(PROVIDED DATA begins)

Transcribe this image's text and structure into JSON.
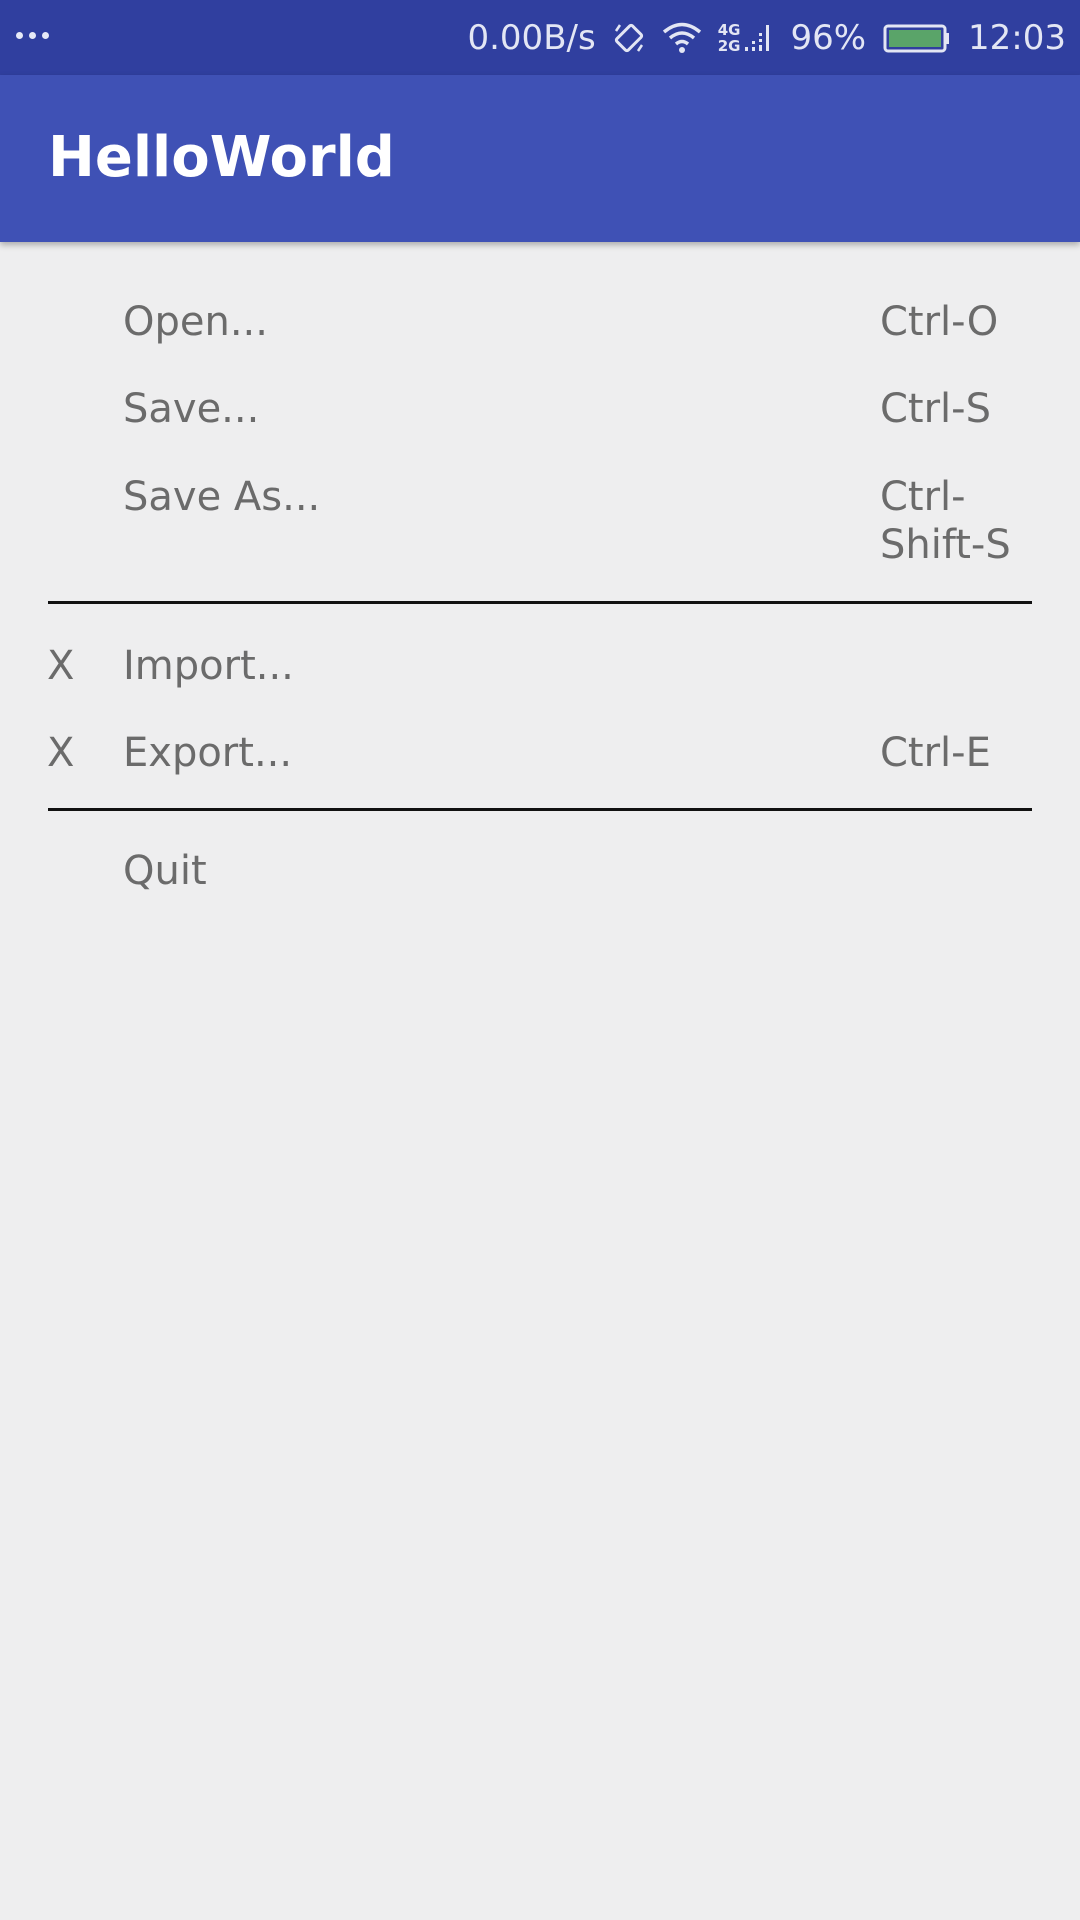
{
  "status_bar": {
    "speed": "0.00B/s",
    "network_top": "4G",
    "network_bottom": "2G",
    "battery": "96%",
    "time": "12:03",
    "icons": [
      "more-dots-icon",
      "screen-rotation-icon",
      "wifi-icon",
      "signal-icon",
      "battery-icon"
    ],
    "battery_color": "#5aa469"
  },
  "app_bar": {
    "title": "HelloWorld",
    "color": "#3f51b5"
  },
  "menu": {
    "items": [
      {
        "check": "",
        "label": "Open...",
        "shortcut": "Ctrl-O"
      },
      {
        "check": "",
        "label": "Save...",
        "shortcut": "Ctrl-S"
      },
      {
        "check": "",
        "label": "Save As...",
        "shortcut": "Ctrl-\nShift-S"
      },
      {
        "check": "X",
        "label": "Import...",
        "shortcut": ""
      },
      {
        "check": "X",
        "label": "Export...",
        "shortcut": "Ctrl-E"
      },
      {
        "check": "",
        "label": "Quit",
        "shortcut": ""
      }
    ]
  }
}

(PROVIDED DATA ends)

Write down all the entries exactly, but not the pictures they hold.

SOLUTION |
Transcribe this image's text and structure into JSON.
{
  "status_bar": {
    "speed": "0.00B/s",
    "network_top": "4G",
    "network_bottom": "2G",
    "battery": "96%",
    "time": "12:03",
    "icons": [
      "more-dots-icon",
      "screen-rotation-icon",
      "wifi-icon",
      "signal-icon",
      "battery-icon"
    ],
    "battery_color": "#5aa469"
  },
  "app_bar": {
    "title": "HelloWorld",
    "color": "#3f51b5"
  },
  "menu": {
    "items": [
      {
        "check": "",
        "label": "Open...",
        "shortcut": "Ctrl-O"
      },
      {
        "check": "",
        "label": "Save...",
        "shortcut": "Ctrl-S"
      },
      {
        "check": "",
        "label": "Save As...",
        "shortcut": "Ctrl-\nShift-S"
      },
      {
        "check": "X",
        "label": "Import...",
        "shortcut": ""
      },
      {
        "check": "X",
        "label": "Export...",
        "shortcut": "Ctrl-E"
      },
      {
        "check": "",
        "label": "Quit",
        "shortcut": ""
      }
    ]
  }
}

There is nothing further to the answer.